Though less in number, another voiceful group is “ulusalcilar” (leftist-nationalists). This group, which sometimes cooperate with the right-wing nationalists, is perhaps the forerunner of opposition to the US and Israel. This group is anti-Israeli and hostility against the US is at the center of their policies. They cannot even get 1% of the votes in the elections, yet they are still influential to some extent on the President and some media companies.
Finally, the Turkish Army, claimed to be a balancer against the current government, has no obvious anti- or pro-Western attitude. Traditionally, the Turkish Army sees the future of Turkey in the West. However, this affiliation can be defined as locating Turkey in the West despite the West, i.e., it is based on never fully trusting the West. Regarding Israel, it is seen that there is a considerable distrust against Israel within the Army and this has been growing recently. Many military officers think that the US and Israel plan to strengthen PKK and found a Kurdish state in North Iraq. In addition, the anti-imperialist thoughts are still strong within the Army, which originate from the Turkish War of Salvation. The most important reason for Turkey’s ‘passivity’ to cooperate with the US during the Iraq War has been the Army’s indetermination or skepticism. Had the Army shown its willingness in favor of the proposal to involve in Iraq War, the proposal would definitely have been approved in the Turkish Grand National Assembly (TBMM). The Army’s unwillingness to send troops to Lebanon was also observed by many circles. It is also quiet meaningful to see that the Chief of General Staff, Gen. Yasar Buyukanit, rejected at once the NATO’s request to send more troops to Afghanistan, without even consulting to the government. In the Gulf War in 1991, the Army also strongly opposed the decision of President Turgut Ozal to act together with the US. The then-Chief of General Staff, Necip Torumtay, did not want to take side with the US in Iraq in a moment when almost the entire world was acting together with the US. Eventually, the Chief of General Staff had to resign due to the disagreement.
To sum up, we must admit that the anti-American sentiments in Turkey have been on the rise.
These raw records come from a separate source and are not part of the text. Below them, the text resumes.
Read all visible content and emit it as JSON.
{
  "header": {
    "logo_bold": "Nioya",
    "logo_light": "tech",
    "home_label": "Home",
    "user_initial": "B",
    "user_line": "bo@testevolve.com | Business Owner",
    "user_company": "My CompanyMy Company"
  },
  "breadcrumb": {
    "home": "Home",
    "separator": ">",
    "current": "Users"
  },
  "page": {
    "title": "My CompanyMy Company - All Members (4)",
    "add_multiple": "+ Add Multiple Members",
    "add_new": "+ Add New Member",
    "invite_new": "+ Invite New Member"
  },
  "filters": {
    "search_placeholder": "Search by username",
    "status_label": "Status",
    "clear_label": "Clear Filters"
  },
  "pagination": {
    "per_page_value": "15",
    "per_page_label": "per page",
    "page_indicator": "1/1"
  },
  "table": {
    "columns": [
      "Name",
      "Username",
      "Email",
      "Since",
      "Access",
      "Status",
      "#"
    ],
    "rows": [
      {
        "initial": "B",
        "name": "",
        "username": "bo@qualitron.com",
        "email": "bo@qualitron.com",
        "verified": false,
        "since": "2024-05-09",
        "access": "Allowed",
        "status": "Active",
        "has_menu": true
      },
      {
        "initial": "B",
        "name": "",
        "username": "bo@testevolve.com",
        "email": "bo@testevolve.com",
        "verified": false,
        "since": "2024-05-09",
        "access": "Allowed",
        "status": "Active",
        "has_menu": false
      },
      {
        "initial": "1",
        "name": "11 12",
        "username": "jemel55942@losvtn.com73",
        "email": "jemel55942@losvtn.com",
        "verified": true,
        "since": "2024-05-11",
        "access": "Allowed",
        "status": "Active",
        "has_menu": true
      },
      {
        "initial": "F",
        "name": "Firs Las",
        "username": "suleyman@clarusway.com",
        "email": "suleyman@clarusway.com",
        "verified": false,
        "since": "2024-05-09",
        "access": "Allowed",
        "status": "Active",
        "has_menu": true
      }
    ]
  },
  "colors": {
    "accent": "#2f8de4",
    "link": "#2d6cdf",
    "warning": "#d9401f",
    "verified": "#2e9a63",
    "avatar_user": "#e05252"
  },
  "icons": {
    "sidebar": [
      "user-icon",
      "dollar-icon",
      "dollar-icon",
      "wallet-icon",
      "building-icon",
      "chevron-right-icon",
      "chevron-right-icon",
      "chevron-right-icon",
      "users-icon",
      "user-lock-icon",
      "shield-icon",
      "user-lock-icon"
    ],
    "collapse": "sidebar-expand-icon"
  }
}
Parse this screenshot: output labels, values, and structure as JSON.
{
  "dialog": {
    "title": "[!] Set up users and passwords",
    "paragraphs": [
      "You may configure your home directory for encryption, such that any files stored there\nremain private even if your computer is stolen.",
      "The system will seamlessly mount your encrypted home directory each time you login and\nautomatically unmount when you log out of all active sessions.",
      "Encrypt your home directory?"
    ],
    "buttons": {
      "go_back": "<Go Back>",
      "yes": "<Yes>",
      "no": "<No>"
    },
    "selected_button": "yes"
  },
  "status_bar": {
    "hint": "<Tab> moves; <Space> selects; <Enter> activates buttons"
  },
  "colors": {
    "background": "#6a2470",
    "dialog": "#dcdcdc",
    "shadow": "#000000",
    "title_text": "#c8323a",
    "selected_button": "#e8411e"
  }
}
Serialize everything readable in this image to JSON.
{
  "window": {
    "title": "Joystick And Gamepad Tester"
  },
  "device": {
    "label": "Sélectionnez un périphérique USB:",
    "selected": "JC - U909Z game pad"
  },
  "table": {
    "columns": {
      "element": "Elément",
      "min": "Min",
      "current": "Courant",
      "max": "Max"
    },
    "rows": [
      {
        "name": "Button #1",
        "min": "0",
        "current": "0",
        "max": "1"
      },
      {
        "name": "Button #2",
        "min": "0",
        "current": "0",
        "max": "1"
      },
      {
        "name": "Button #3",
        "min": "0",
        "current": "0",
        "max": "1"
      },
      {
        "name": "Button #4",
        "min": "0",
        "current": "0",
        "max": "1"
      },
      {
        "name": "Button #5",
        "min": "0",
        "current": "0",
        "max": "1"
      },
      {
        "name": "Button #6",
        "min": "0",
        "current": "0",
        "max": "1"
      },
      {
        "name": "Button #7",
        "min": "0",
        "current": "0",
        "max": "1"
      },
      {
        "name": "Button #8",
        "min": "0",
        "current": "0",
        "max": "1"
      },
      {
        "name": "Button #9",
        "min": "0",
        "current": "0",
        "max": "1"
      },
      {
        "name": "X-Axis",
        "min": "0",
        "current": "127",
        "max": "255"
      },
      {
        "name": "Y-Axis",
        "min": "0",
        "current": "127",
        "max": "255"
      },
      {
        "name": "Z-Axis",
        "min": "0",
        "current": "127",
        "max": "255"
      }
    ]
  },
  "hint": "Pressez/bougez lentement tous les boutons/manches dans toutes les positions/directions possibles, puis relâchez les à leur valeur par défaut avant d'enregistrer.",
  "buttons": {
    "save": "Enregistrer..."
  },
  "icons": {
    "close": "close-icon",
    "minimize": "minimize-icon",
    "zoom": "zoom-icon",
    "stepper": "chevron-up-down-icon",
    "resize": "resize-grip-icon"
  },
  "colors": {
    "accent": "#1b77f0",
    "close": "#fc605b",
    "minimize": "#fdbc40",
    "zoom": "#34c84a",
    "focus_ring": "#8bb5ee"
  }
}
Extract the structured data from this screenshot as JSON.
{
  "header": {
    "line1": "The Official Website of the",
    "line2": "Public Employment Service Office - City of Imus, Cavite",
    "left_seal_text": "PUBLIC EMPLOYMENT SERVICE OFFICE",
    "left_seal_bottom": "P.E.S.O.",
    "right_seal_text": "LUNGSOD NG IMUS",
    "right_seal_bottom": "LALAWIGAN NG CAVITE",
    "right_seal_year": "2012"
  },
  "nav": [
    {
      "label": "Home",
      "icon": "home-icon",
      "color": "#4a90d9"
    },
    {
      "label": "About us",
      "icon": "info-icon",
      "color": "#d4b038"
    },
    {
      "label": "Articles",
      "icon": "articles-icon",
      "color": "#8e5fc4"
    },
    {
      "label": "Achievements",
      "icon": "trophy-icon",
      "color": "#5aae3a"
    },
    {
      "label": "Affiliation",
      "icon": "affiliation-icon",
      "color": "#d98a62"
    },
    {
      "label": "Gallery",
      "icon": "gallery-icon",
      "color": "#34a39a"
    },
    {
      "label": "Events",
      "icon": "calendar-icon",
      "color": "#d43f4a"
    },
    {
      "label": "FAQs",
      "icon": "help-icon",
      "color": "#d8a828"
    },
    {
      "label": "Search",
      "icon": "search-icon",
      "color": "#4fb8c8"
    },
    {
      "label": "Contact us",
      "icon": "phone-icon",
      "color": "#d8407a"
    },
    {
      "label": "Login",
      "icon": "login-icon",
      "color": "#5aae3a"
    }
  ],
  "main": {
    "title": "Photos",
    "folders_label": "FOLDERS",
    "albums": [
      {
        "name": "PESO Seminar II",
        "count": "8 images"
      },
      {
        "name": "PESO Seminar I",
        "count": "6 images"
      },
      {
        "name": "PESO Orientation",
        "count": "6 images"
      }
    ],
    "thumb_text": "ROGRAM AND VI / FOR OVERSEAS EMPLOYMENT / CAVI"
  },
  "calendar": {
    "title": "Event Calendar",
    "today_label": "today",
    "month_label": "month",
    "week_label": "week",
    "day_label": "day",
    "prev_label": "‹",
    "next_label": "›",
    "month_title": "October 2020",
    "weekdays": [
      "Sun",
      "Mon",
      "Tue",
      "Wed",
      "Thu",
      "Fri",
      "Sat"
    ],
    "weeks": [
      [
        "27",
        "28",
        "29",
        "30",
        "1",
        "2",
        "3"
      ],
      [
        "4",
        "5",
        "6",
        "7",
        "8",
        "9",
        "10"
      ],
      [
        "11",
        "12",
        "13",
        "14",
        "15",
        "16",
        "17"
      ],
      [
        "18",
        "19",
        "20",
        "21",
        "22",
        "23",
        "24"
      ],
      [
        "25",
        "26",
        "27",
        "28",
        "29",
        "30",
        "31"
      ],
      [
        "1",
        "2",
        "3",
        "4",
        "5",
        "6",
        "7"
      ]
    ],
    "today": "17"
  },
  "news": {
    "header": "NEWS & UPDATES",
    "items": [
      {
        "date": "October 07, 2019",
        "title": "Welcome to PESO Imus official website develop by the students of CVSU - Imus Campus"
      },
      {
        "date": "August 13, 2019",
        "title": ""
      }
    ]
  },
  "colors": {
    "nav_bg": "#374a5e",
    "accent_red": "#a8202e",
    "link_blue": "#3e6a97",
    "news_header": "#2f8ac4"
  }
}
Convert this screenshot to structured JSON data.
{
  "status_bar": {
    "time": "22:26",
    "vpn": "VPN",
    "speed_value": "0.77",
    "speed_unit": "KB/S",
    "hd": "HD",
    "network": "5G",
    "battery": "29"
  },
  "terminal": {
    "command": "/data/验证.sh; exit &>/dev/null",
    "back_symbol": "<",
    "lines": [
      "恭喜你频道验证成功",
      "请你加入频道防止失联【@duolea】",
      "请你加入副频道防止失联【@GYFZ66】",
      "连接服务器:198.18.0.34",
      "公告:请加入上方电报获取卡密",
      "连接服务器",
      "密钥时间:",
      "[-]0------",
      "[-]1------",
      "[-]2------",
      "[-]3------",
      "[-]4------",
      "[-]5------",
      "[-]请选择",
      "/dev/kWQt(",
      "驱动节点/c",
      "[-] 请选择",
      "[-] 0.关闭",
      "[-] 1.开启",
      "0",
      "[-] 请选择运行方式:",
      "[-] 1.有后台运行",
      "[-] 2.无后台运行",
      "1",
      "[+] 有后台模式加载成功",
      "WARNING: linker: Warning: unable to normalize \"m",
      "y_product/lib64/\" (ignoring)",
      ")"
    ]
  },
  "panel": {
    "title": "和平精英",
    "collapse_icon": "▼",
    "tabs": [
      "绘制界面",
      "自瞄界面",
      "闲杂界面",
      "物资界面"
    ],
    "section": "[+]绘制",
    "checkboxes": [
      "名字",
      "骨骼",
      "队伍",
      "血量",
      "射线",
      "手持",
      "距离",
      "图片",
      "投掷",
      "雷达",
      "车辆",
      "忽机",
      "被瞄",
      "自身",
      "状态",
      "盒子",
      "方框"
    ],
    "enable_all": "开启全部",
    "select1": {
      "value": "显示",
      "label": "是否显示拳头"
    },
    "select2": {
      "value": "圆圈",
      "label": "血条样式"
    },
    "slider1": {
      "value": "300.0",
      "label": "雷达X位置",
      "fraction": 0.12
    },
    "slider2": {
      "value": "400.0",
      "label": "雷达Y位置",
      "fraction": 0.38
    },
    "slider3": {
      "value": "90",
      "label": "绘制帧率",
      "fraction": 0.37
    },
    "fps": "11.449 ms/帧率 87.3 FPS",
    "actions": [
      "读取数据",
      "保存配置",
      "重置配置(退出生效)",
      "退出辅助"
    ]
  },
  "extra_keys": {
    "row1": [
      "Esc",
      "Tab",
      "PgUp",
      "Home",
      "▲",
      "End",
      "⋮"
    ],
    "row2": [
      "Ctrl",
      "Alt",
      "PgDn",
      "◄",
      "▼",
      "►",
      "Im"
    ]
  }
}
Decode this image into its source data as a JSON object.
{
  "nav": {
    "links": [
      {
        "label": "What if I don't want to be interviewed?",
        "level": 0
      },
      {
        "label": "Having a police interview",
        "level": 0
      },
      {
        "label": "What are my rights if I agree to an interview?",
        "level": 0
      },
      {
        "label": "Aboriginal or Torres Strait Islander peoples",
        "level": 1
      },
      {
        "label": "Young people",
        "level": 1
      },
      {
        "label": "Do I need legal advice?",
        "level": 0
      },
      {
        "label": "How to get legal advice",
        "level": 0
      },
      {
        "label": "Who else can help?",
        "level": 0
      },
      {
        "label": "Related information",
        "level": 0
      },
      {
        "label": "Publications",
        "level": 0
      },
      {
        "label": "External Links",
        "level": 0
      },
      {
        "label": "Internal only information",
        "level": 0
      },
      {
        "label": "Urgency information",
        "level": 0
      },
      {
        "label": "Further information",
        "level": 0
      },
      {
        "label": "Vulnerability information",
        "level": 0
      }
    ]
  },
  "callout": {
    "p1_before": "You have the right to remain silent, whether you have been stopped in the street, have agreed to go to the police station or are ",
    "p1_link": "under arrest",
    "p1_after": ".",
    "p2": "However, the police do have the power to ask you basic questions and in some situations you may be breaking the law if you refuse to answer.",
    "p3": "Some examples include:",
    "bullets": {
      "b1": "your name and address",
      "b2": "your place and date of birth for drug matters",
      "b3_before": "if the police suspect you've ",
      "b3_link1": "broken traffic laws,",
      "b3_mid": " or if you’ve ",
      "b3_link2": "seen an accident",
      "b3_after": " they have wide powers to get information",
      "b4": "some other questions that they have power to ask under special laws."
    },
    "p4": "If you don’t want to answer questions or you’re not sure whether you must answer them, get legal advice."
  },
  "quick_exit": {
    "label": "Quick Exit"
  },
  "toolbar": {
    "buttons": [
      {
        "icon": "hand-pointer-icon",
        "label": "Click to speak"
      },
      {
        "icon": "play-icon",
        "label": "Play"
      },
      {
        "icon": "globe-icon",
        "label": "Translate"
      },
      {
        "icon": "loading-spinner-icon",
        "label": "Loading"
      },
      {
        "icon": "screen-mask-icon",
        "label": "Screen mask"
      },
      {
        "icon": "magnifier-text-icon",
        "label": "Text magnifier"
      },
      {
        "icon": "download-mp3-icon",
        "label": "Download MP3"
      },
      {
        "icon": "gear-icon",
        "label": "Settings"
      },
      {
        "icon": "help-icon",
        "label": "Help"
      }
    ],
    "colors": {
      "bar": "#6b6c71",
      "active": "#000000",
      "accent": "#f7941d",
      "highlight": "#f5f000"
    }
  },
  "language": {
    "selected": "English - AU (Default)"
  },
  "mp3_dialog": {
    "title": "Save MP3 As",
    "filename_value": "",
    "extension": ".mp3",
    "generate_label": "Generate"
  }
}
However, this trend is not in contrast with the world. The general tendency in Turkey is quiet similar to that in, say, France, Germany or Egypt. In addition, it is not possible to define the current government as Islamist or anti-Western. Furthermore, the AKP government even has had no serious opposition in any of the decisions concerning Israel or the US. The government every time voted in favor of the policies adopted by the US and Israel. Hence, it can be said that there is a significant illusion and manipulation in the US towards Turkey.
Trns. by Noyan OZKAYA; USAK
Sedat LACINER: Director, International Strategic Research Organization (USAK) & Davos Economic Forum Young Global Leader 2006 Award
BA (Ankara), MA (University of Sheffield), PhD (King’s College, University of London)